**What needs to be done**.
Scan the listing below. Report each line that includes "title".

═════ Dataset

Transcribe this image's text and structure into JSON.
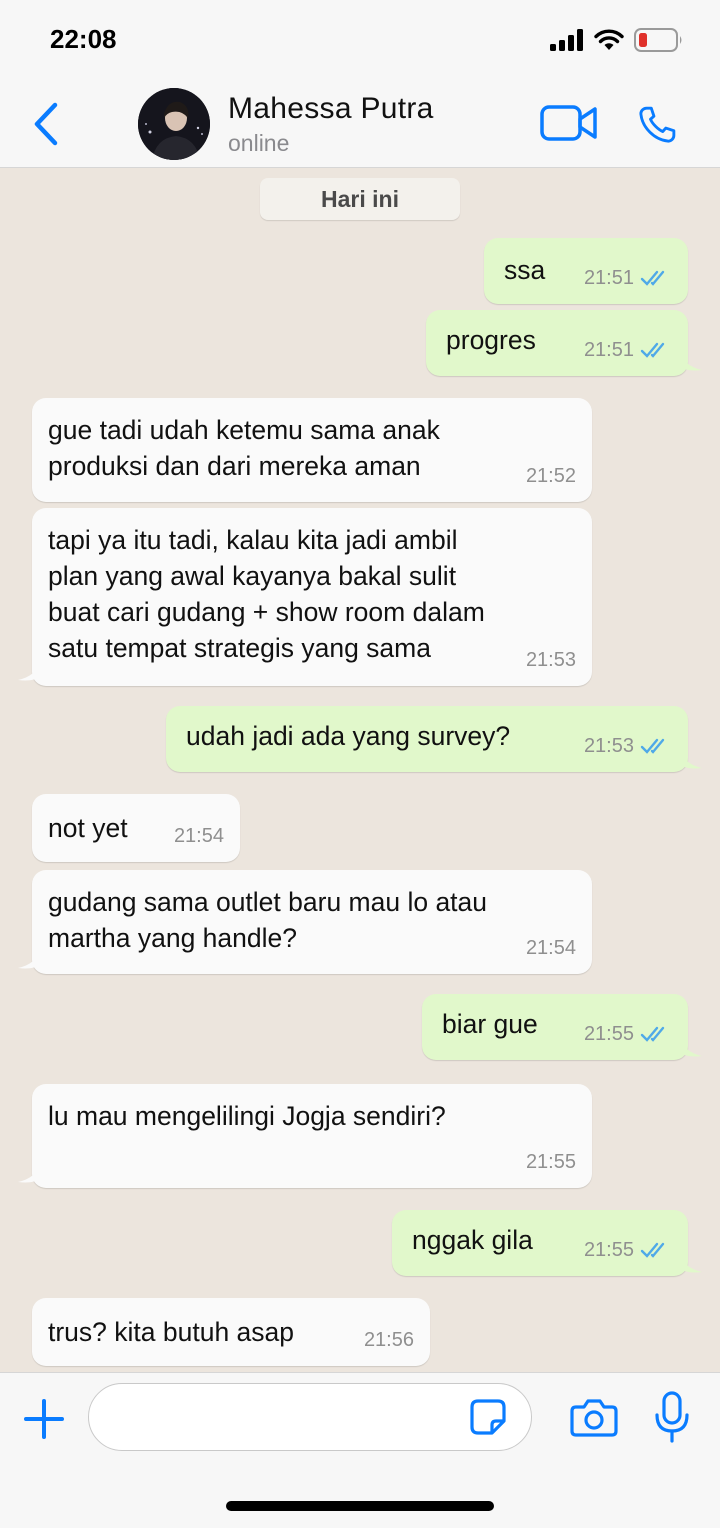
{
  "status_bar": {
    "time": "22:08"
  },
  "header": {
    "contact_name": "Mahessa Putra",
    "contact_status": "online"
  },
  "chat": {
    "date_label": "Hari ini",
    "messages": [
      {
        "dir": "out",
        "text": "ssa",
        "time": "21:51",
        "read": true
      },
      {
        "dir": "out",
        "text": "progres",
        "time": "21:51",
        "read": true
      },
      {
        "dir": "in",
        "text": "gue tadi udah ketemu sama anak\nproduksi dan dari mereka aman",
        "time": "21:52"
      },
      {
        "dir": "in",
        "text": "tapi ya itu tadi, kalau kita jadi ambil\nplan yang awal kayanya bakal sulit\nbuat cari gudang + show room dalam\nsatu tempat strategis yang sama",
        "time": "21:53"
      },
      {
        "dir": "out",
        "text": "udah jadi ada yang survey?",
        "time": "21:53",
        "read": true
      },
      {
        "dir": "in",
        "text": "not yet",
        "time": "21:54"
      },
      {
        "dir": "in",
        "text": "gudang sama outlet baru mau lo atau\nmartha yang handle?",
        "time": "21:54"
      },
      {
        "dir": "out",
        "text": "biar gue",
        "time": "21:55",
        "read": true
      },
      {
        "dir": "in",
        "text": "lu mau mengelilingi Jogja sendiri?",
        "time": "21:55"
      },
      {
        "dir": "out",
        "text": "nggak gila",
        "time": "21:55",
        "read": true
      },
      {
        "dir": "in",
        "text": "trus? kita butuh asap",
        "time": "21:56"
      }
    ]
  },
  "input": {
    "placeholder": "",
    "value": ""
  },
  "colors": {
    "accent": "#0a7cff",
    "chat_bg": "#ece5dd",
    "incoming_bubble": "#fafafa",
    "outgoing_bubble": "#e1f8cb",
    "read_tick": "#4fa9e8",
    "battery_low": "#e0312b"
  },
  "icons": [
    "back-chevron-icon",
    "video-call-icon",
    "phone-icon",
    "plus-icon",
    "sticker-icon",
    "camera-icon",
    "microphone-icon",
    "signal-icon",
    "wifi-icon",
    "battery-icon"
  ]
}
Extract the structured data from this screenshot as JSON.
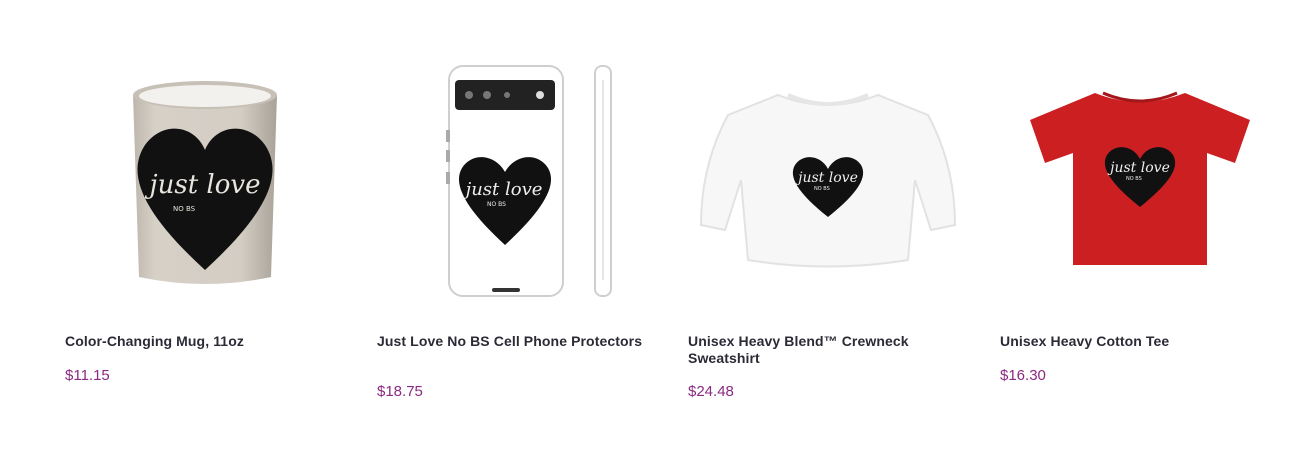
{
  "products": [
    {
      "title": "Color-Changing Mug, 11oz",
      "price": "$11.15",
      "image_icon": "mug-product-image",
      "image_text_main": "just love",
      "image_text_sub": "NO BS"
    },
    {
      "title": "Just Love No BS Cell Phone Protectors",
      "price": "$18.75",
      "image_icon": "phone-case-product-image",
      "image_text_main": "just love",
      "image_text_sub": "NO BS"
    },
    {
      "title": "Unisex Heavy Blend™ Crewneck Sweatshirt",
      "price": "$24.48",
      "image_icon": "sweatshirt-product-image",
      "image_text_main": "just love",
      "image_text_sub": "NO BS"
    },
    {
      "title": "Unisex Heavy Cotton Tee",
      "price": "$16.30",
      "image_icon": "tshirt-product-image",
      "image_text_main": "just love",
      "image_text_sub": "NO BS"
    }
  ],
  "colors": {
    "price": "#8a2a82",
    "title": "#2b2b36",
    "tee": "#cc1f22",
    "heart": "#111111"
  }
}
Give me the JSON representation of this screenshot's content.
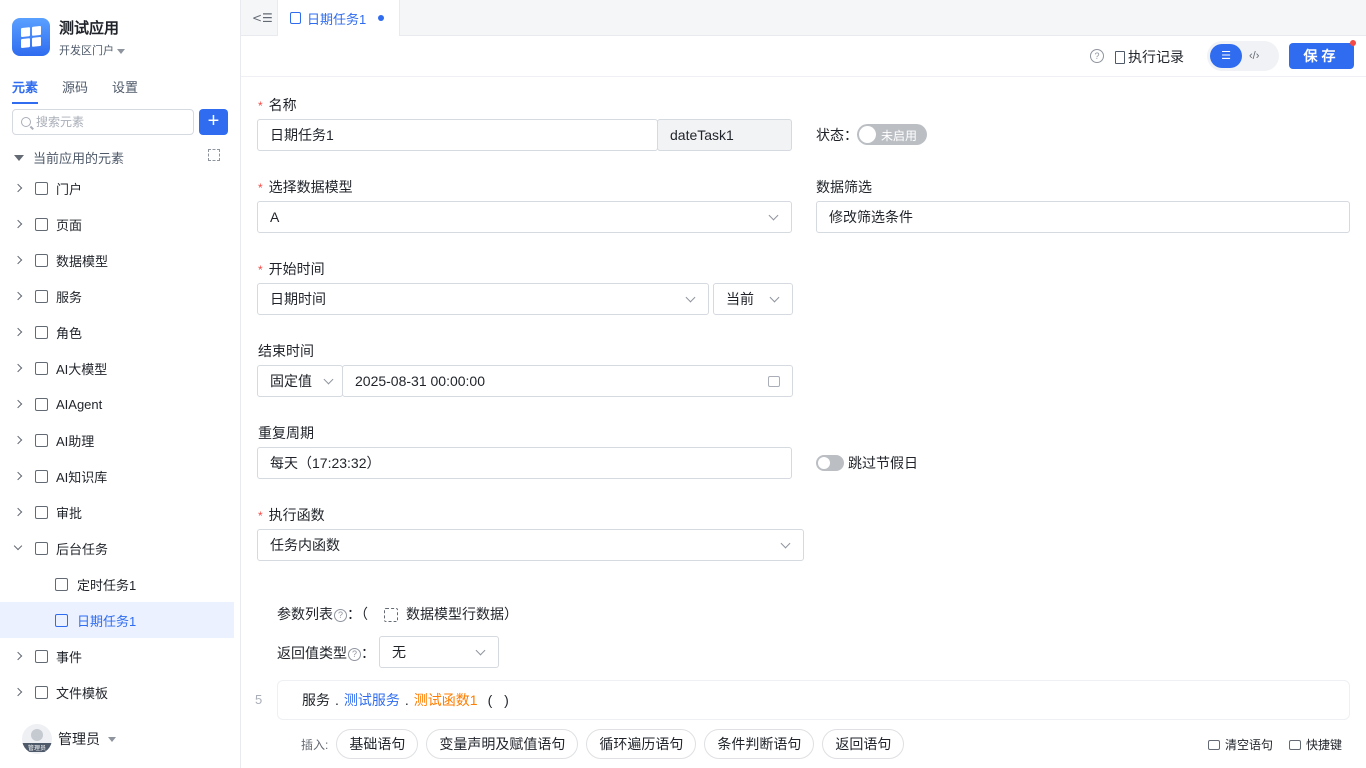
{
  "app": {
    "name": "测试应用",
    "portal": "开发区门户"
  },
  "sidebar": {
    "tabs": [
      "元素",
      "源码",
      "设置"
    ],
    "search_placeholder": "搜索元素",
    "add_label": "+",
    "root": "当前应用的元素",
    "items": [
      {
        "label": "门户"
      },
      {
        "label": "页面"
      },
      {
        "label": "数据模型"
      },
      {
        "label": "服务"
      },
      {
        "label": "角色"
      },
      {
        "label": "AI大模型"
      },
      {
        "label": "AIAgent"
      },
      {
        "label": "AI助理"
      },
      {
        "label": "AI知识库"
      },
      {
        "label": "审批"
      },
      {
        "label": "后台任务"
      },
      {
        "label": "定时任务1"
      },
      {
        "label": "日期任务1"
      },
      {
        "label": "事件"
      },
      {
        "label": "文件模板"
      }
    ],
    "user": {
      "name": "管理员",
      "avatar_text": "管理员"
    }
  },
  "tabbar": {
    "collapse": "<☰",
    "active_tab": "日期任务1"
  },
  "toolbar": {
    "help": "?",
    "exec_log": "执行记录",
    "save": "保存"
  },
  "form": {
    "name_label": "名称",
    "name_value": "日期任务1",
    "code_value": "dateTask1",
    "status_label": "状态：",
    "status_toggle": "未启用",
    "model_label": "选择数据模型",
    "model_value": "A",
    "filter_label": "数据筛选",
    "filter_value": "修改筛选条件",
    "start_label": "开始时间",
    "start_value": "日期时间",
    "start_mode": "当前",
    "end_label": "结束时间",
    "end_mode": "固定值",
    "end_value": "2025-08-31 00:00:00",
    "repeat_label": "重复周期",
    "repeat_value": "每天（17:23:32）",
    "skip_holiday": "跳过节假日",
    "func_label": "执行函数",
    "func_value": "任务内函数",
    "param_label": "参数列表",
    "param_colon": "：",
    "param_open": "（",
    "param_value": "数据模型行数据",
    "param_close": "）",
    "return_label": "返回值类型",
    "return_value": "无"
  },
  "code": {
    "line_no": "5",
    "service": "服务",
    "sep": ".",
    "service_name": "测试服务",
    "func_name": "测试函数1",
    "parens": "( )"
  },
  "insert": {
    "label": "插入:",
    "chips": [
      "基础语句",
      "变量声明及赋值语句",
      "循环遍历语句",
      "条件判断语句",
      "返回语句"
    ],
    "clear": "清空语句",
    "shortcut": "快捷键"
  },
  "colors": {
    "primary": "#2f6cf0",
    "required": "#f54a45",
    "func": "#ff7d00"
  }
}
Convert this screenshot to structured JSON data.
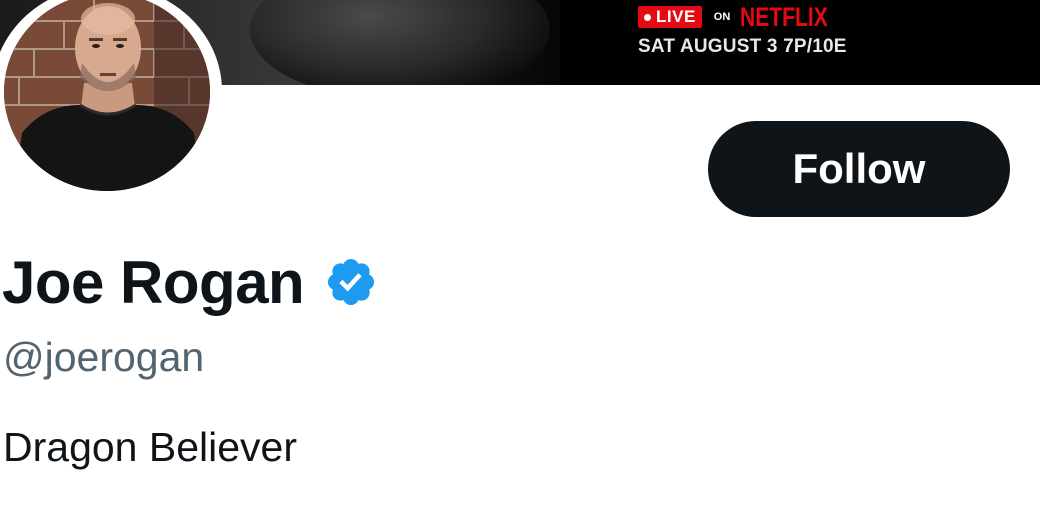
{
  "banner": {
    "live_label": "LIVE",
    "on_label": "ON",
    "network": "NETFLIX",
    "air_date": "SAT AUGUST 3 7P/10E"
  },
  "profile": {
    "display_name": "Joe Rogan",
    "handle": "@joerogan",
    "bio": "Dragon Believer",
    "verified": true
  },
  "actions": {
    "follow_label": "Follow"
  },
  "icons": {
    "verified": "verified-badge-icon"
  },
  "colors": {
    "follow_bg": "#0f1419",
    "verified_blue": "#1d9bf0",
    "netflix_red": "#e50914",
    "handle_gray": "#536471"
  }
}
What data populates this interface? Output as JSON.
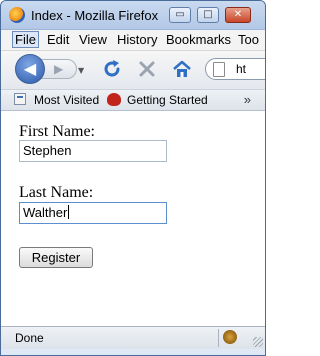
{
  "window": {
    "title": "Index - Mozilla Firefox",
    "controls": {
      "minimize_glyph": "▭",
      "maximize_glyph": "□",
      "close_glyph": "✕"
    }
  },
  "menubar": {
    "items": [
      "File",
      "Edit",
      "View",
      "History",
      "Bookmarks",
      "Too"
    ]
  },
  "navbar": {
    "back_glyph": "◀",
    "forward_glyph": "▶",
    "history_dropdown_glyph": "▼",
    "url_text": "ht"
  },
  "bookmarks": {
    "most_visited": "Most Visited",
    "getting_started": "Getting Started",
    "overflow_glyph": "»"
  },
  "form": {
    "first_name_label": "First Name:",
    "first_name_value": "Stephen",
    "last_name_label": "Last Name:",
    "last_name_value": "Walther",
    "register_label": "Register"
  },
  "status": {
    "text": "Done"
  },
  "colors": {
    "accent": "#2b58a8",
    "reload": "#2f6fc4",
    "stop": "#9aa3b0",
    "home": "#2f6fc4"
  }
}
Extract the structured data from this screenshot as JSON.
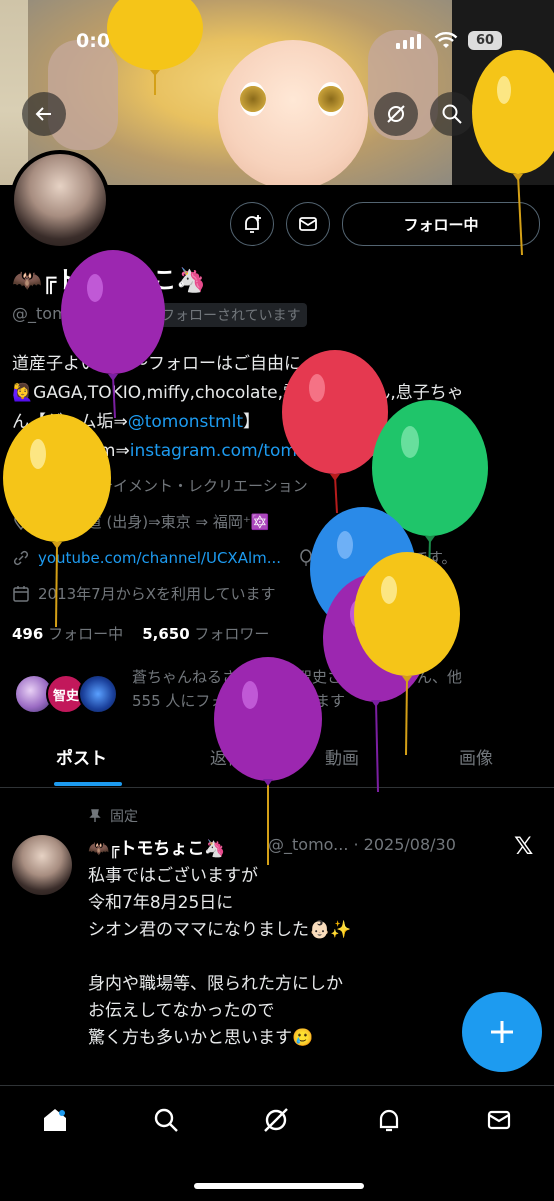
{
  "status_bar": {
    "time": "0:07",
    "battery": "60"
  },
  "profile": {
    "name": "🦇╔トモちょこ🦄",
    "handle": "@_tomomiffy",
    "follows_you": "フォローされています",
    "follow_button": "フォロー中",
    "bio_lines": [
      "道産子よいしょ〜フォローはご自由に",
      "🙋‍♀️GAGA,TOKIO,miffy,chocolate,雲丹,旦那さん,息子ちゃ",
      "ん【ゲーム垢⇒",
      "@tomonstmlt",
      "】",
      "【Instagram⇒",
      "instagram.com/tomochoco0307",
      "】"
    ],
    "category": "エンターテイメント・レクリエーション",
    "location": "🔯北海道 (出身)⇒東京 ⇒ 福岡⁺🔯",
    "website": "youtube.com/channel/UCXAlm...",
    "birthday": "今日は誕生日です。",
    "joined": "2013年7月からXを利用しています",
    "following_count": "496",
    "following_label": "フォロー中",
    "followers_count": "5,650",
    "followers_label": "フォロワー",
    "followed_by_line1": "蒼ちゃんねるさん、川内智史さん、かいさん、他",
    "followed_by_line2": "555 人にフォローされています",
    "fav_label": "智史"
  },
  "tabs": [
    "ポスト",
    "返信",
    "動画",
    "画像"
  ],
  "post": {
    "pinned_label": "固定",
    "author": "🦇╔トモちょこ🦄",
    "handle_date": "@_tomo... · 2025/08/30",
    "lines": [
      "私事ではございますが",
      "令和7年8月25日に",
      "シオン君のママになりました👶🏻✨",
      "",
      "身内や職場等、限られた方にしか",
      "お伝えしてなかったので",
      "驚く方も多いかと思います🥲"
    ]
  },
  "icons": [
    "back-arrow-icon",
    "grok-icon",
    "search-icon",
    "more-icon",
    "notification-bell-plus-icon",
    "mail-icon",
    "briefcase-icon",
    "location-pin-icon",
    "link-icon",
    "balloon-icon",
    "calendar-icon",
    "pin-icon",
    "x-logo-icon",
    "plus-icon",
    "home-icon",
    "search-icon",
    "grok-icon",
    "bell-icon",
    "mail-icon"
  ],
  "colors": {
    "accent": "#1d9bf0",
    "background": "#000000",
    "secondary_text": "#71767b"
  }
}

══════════

**Solution to this exercise**.
      "title": "Color-Changing Mug, 11oz",
      "title": "Just Love No BS Cell Phone Protectors",
      "title": "Unisex Heavy Blend™ Crewneck Sweatshirt",
      "title": "Unisex Heavy Cotton Tee",
    "title": "#2b2b36",
    "title": "Index - Mozilla Firefox",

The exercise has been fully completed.